While you can expect ketosis within the first week of carb restriction, a week-long keto flu may not be something you want to bear. That’s why keto dieters and keto experts came up with ways to speed up ketosis safely and effectively. To speed up ketosis, you can do one of the following things:
Take MCT Oil
Try Exogenous Ketones
Lower Your Carb Intake
The lower your carb intake, the faster you’ll get into ketosis. If you are relatively healthy, you don’t have diabetes or suffer from a kidney condition, then eating 10-20 grams of net carbs per day can safely put you into ketosis within 2-3 days. Also make sure you are eating lots of fat to get enough energy and boost ketone production.
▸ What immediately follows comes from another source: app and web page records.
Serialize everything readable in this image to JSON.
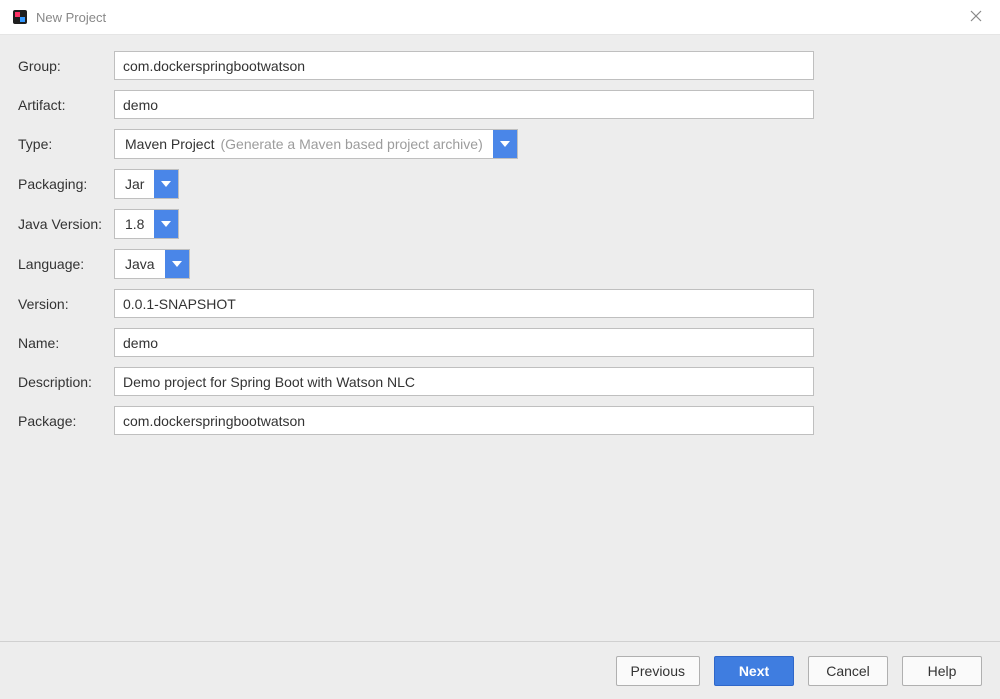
{
  "window": {
    "title": "New Project"
  },
  "form": {
    "labels": {
      "group": "Group:",
      "artifact": "Artifact:",
      "type": "Type:",
      "packaging": "Packaging:",
      "javaVersion": "Java Version:",
      "language": "Language:",
      "version": "Version:",
      "name": "Name:",
      "description": "Description:",
      "package": "Package:"
    },
    "values": {
      "group": "com.dockerspringbootwatson",
      "artifact": "demo",
      "type": "Maven Project",
      "typeHint": "(Generate a Maven based project archive)",
      "packaging": "Jar",
      "javaVersion": "1.8",
      "language": "Java",
      "version": "0.0.1-SNAPSHOT",
      "name": "demo",
      "description": "Demo project for Spring Boot with Watson NLC",
      "package": "com.dockerspringbootwatson"
    }
  },
  "footer": {
    "previous": "Previous",
    "next": "Next",
    "cancel": "Cancel",
    "help": "Help"
  },
  "colors": {
    "accent": "#3f7de0",
    "panel": "#ededed"
  }
}
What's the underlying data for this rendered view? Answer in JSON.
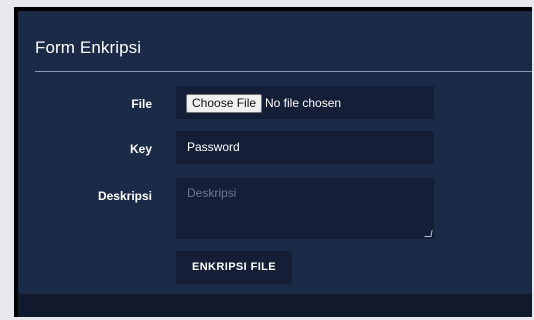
{
  "form": {
    "title": "Form Enkripsi",
    "file": {
      "label": "File",
      "button_label": "Choose File",
      "status": "No file chosen"
    },
    "key": {
      "label": "Key",
      "value": "Password"
    },
    "description": {
      "label": "Deskripsi",
      "placeholder": "Deskripsi"
    },
    "submit_label": "ENKRIPSI FILE"
  },
  "colors": {
    "panel_background": "#1b2a47",
    "field_background": "#141f37",
    "text": "#ffffff"
  }
}
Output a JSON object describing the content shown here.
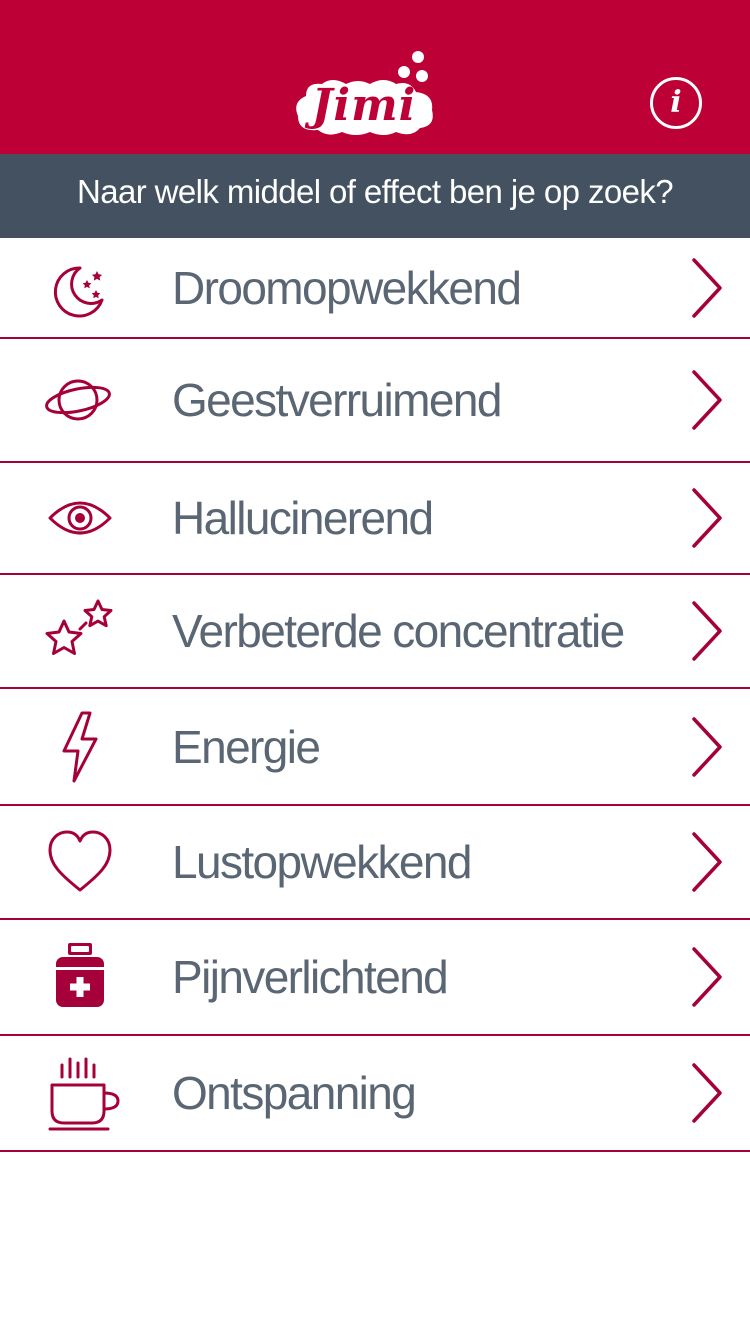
{
  "colors": {
    "brand": "#bd0036",
    "subtitle_bar": "#435160",
    "label_text": "#5a6673",
    "accent": "#a5003a"
  },
  "header": {
    "logo_text": "Jimi",
    "info_label": "i"
  },
  "subtitle": "Naar welk middel of effect ben je op zoek?",
  "menu": {
    "items": [
      {
        "label": "Droomopwekkend",
        "icon": "moon-stars-icon"
      },
      {
        "label": "Geestverruimend",
        "icon": "planet-icon"
      },
      {
        "label": "Hallucinerend",
        "icon": "eye-icon"
      },
      {
        "label": "Verbeterde concentratie",
        "icon": "stars-icon"
      },
      {
        "label": "Energie",
        "icon": "lightning-icon"
      },
      {
        "label": "Lustopwekkend",
        "icon": "heart-icon"
      },
      {
        "label": "Pijnverlichtend",
        "icon": "medicine-bottle-icon"
      },
      {
        "label": "Ontspanning",
        "icon": "tea-cup-icon"
      }
    ]
  }
}
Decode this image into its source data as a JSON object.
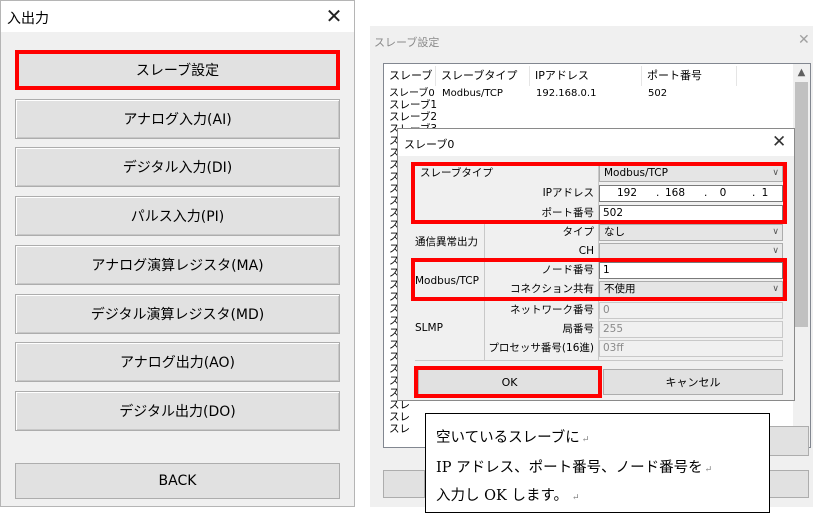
{
  "left_window": {
    "title": "入出力",
    "close": "✕",
    "buttons": [
      "スレーブ設定",
      "アナログ入力(AI)",
      "デジタル入力(DI)",
      "パルス入力(PI)",
      "アナログ演算レジスタ(MA)",
      "デジタル演算レジスタ(MD)",
      "アナログ出力(AO)",
      "デジタル出力(DO)"
    ],
    "back": "BACK"
  },
  "right_window": {
    "title": "スレーブ設定",
    "close": "✕",
    "columns": [
      "スレーブ",
      "スレーブタイプ",
      "IPアドレス",
      "ポート番号"
    ],
    "first_row": {
      "slave": "スレーブ0",
      "type": "Modbus/TCP",
      "ip": "192.168.0.1",
      "port": "502"
    },
    "row_labels": [
      "スレーブ1",
      "スレーブ2",
      "スレーブ3"
    ],
    "stub": "スレ"
  },
  "dialog": {
    "title": "スレーブ0",
    "close": "✕",
    "slave_type_label": "スレーブタイプ",
    "slave_type_value": "Modbus/TCP",
    "ip_label": "IPアドレス",
    "ip": [
      "192",
      "168",
      "0",
      "1"
    ],
    "port_label": "ポート番号",
    "port_value": "502",
    "comm_error_group": "通信異常出力",
    "type_label": "タイプ",
    "type_value": "なし",
    "ch_label": "CH",
    "modbus_group": "Modbus/TCP",
    "node_label": "ノード番号",
    "node_value": "1",
    "conn_label": "コネクション共有",
    "conn_value": "不使用",
    "slmp_group": "SLMP",
    "network_label": "ネットワーク番号",
    "network_value": "0",
    "station_label": "局番号",
    "station_value": "255",
    "processor_label": "プロセッサ番号(16進)",
    "processor_value": "03ff",
    "ok": "OK",
    "cancel": "キャンセル"
  },
  "note": {
    "line1": "空いているスレーブに",
    "line2": "IP アドレス、ポート番号、ノード番号を",
    "line3": "入力し OK します。",
    "mark": "↵"
  },
  "colors": {
    "highlight": "#ff0000"
  }
}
Knowing when you are in ketosis will help you determine if you’re following the keto diet correctly and if you need to adjust your carb intake. There are several ways to do this:
Urine Test Strips
These are affordable and easy to use. Many keto-ers use them to test for ketosis throughout their keto journey. However, they may not be reliable beyond the first weeks of going keto. Your body initially excretes a large amount of ketones before being able to fully utilize them. As your body starts becoming keto-adapted, you can expect the amount of ketones released through urine to drop.
A fruity-smelling breath is a sure sign you are in ketosis. Some also describe this breath as smelling of nail polish remover. It’s the result of the breakdown of ketone bodies and their byproduct (acetone) being released through the lungs.
Feeling tired, achy, and nauseated in the initial days of a low-carb diet means your body is heading towards ketosis. It can take up to a week or two for your body to adapt to this change in metabolism, so these uncomfortable symptoms are only temporary.
Once the keto flu is over, you can expect an increase in mental and physical energy. Ketones are a more efficient source of energy than carbs which contributes to greater energy. You’ll also have fewer hunger pangs and won’t rely on food all that much to feel energized.
To get into ketosis, you need to eat around 50 grams of carbs per day and not more. However, if you are an athlete or highly active, you can increase your carb intake a little bit around workouts. Otherwise, stick to the first simple rule of keto eating and you won’t have to worry about getting into ketosis.
Besides knowing how many carbs are needed for ketosis, you also need to keep an eye on your fat and protein intake. Dietary fats help boost ketone production. Protein is essential for health but too much of it gets converted into glucose which is bad for ketosis.
To speed up ketosis, try MCT oil and exogenous ketones. You may also want to work out a bit to speed up this process. However, that’s really not necessary for ketosis and the choice is up to you. The bottom line with entering ketosis is restricting carbs. Everything else is a good addition that supports ketosis and keeps you in good health.